Problem to work on => Check each line of the material below, and copy it if it holds the string "file".

════════════════

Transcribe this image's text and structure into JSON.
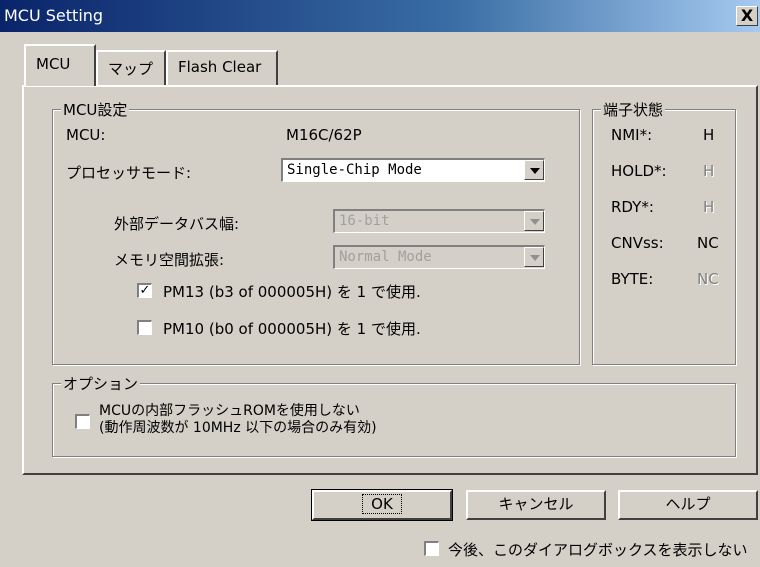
{
  "window": {
    "title": "MCU Setting",
    "close_label": "X"
  },
  "tabs": [
    "MCU",
    "マップ",
    "Flash Clear"
  ],
  "mcu_group": {
    "legend": "MCU設定",
    "mcu_label": "MCU:",
    "mcu_value": "M16C/62P",
    "processor_mode_label": "プロセッサモード:",
    "processor_mode_value": "Single-Chip Mode",
    "bus_width_label": "外部データバス幅:",
    "bus_width_value": "16-bit",
    "memory_expansion_label": "メモリ空間拡張:",
    "memory_expansion_value": "Normal Mode",
    "pm13_label": "PM13 (b3 of 000005H) を 1 で使用.",
    "pm13_checked": true,
    "pm10_label": "PM10 (b0 of 000005H) を 1 で使用.",
    "pm10_checked": false
  },
  "pin_group": {
    "legend": "端子状態",
    "pins": [
      {
        "name": "NMI*:",
        "value": "H"
      },
      {
        "name": "HOLD*:",
        "value": "H"
      },
      {
        "name": "RDY*:",
        "value": "H"
      },
      {
        "name": "CNVss:",
        "value": "NC"
      },
      {
        "name": "BYTE:",
        "value": "NC"
      }
    ]
  },
  "option_group": {
    "legend": "オプション",
    "flash_line1": "MCUの内部フラッシュROMを使用しない",
    "flash_line2": "(動作周波数が 10MHz 以下の場合のみ有効)",
    "flash_checked": false
  },
  "buttons": {
    "ok": "OK",
    "cancel": "キャンセル",
    "help": "ヘルプ"
  },
  "dont_show": {
    "label": "今後、このダイアログボックスを表示しない",
    "checked": false
  },
  "colors": {
    "titlebar_start": "#0a246a",
    "titlebar_end": "#a6caf0",
    "face": "#d4d0c8"
  }
}
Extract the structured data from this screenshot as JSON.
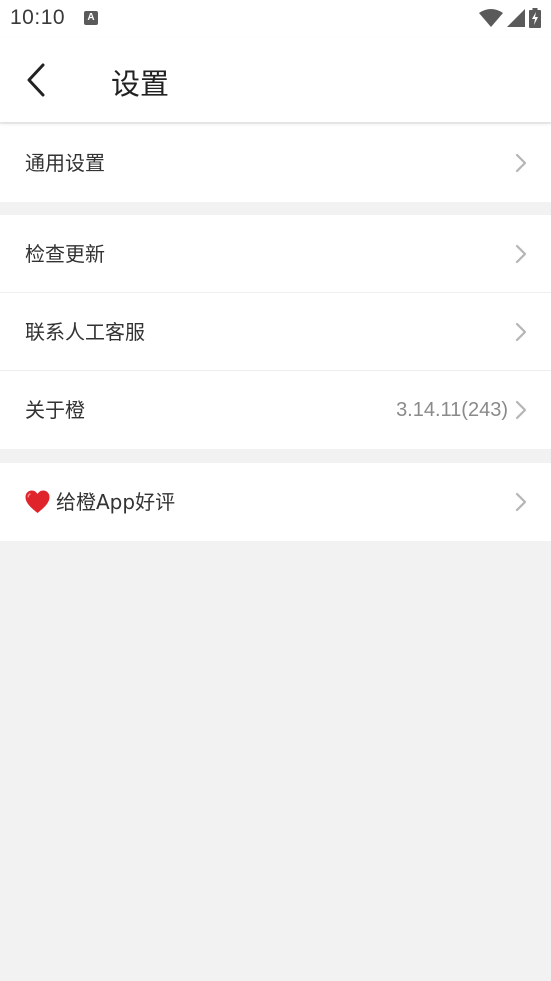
{
  "status_bar": {
    "time": "10:10",
    "notification_icon_letter": "A",
    "icons": [
      "wifi-icon",
      "signal-icon",
      "battery-charging-icon"
    ]
  },
  "header": {
    "back_icon": "chevron-left-icon",
    "title": "设置"
  },
  "sections": [
    {
      "rows": [
        {
          "label": "通用设置",
          "value": ""
        }
      ]
    },
    {
      "rows": [
        {
          "label": "检查更新",
          "value": ""
        },
        {
          "label": "联系人工客服",
          "value": ""
        },
        {
          "label": "关于橙",
          "value": "3.14.11(243)"
        }
      ]
    },
    {
      "rows": [
        {
          "label": "给橙App好评",
          "value": "",
          "icon": "heart-icon"
        }
      ]
    }
  ],
  "colors": {
    "background": "#f2f2f2",
    "surface": "#ffffff",
    "text": "#333333",
    "secondary_text": "#8a8a8a",
    "chevron": "#b5b5b5",
    "heart": "#e0242c"
  }
}
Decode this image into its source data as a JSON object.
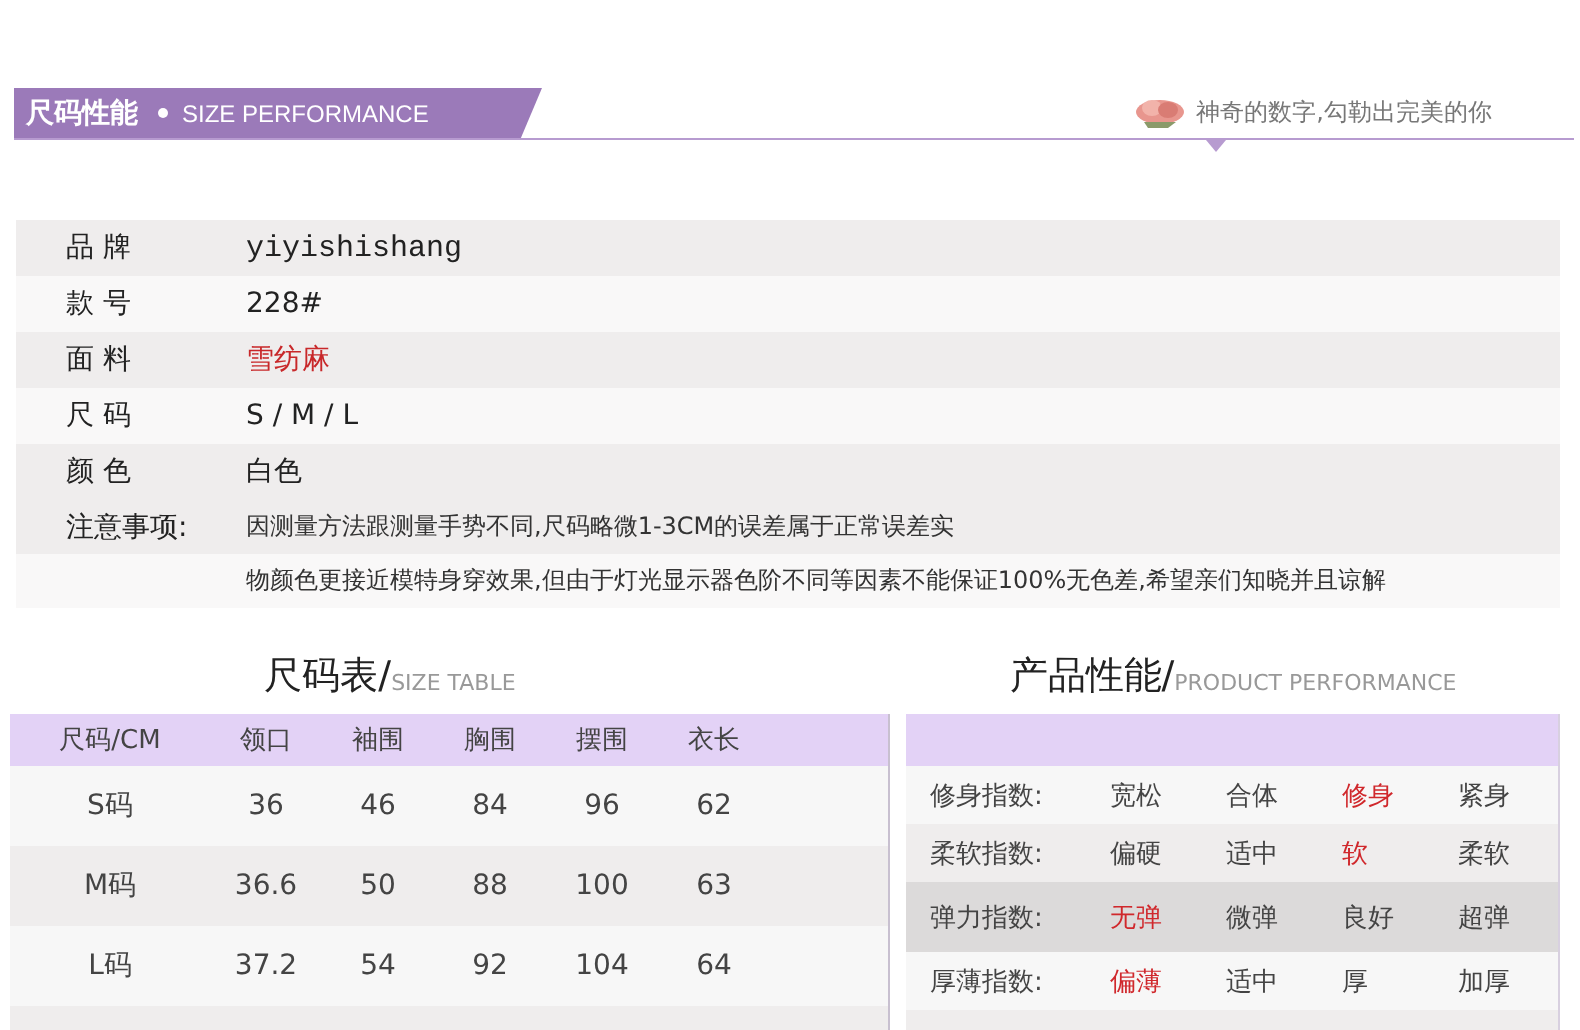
{
  "header": {
    "title": "尺码性能",
    "subtitle": "SIZE PERFORMANCE",
    "slogan": "神奇的数字,勾勒出完美的你"
  },
  "info": [
    {
      "label": "品 牌",
      "value": "yiyishishang",
      "kind": "mono"
    },
    {
      "label": "款 号",
      "value": "228#",
      "kind": "plain"
    },
    {
      "label": "面 料",
      "value": "雪纺麻",
      "kind": "highlight"
    },
    {
      "label": "尺 码",
      "value": "S / M / L",
      "kind": "plain"
    },
    {
      "label": "颜 色",
      "value": "白色",
      "kind": "plain"
    }
  ],
  "notes": {
    "label": "注意事项:",
    "lines": [
      "因测量方法跟测量手势不同,尺码略微1-3CM的误差属于正常误差实",
      "物颜色更接近模特身穿效果,但由于灯光显示器色阶不同等因素不能保证100%无色差,希望亲们知晓并且谅解"
    ]
  },
  "size_table": {
    "title": "尺码表/",
    "title_en": "SIZE TABLE",
    "columns": [
      "尺码/CM",
      "领口",
      "袖围",
      "胸围",
      "摆围",
      "衣长"
    ],
    "rows": [
      [
        "S码",
        "36",
        "46",
        "84",
        "96",
        "62"
      ],
      [
        "M码",
        "36.6",
        "50",
        "88",
        "100",
        "63"
      ],
      [
        "L码",
        "37.2",
        "54",
        "92",
        "104",
        "64"
      ]
    ]
  },
  "performance": {
    "title": "产品性能/",
    "title_en": "PRODUCT PERFORMANCE",
    "rows": [
      {
        "label": "修身指数:",
        "options": [
          {
            "text": "宽松",
            "selected": false
          },
          {
            "text": "合体",
            "selected": false
          },
          {
            "text": "修身",
            "selected": true
          },
          {
            "text": "紧身",
            "selected": false
          }
        ]
      },
      {
        "label": "柔软指数:",
        "options": [
          {
            "text": "偏硬",
            "selected": false
          },
          {
            "text": "适中",
            "selected": false
          },
          {
            "text": "软",
            "selected": true
          },
          {
            "text": "柔软",
            "selected": false
          }
        ]
      },
      {
        "label": "弹力指数:",
        "options": [
          {
            "text": "无弹",
            "selected": true
          },
          {
            "text": "微弹",
            "selected": false
          },
          {
            "text": "良好",
            "selected": false
          },
          {
            "text": "超弹",
            "selected": false
          }
        ]
      },
      {
        "label": "厚薄指数:",
        "options": [
          {
            "text": "偏薄",
            "selected": true
          },
          {
            "text": "适中",
            "selected": false
          },
          {
            "text": "厚",
            "selected": false
          },
          {
            "text": "加厚",
            "selected": false
          }
        ]
      }
    ]
  }
}
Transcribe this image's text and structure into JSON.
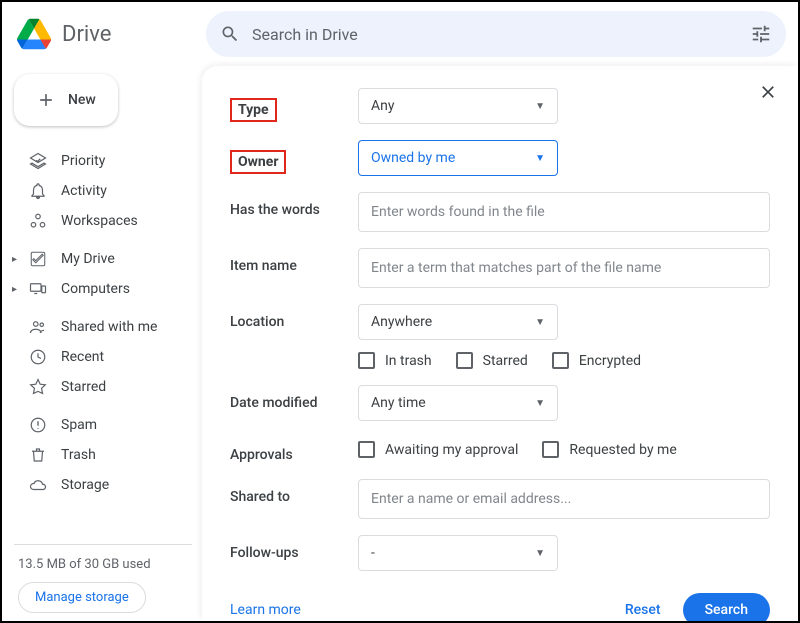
{
  "header": {
    "app_name": "Drive",
    "search_placeholder": "Search in Drive"
  },
  "sidebar": {
    "new_label": "New",
    "groups": [
      [
        {
          "label": "Priority"
        },
        {
          "label": "Activity"
        },
        {
          "label": "Workspaces"
        }
      ],
      [
        {
          "label": "My Drive"
        },
        {
          "label": "Computers"
        }
      ],
      [
        {
          "label": "Shared with me"
        },
        {
          "label": "Recent"
        },
        {
          "label": "Starred"
        }
      ],
      [
        {
          "label": "Spam"
        },
        {
          "label": "Trash"
        },
        {
          "label": "Storage"
        }
      ]
    ],
    "storage_text": "13.5 MB of 30 GB used",
    "manage_label": "Manage storage"
  },
  "panel": {
    "fields": {
      "type": {
        "label": "Type",
        "value": "Any"
      },
      "owner": {
        "label": "Owner",
        "value": "Owned by me"
      },
      "has_words": {
        "label": "Has the words",
        "placeholder": "Enter words found in the file"
      },
      "item_name": {
        "label": "Item name",
        "placeholder": "Enter a term that matches part of the file name"
      },
      "location": {
        "label": "Location",
        "value": "Anywhere"
      },
      "location_checks": {
        "in_trash": "In trash",
        "starred": "Starred",
        "encrypted": "Encrypted"
      },
      "date_modified": {
        "label": "Date modified",
        "value": "Any time"
      },
      "approvals": {
        "label": "Approvals",
        "awaiting": "Awaiting my approval",
        "requested": "Requested by me"
      },
      "shared_to": {
        "label": "Shared to",
        "placeholder": "Enter a name or email address..."
      },
      "followups": {
        "label": "Follow-ups",
        "value": "-"
      }
    },
    "footer": {
      "learn_more": "Learn more",
      "reset": "Reset",
      "search": "Search"
    }
  }
}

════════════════

Response =>
        "placeholder": "Enter words found in the file"
        "placeholder": "Enter a term that matches part of the file name"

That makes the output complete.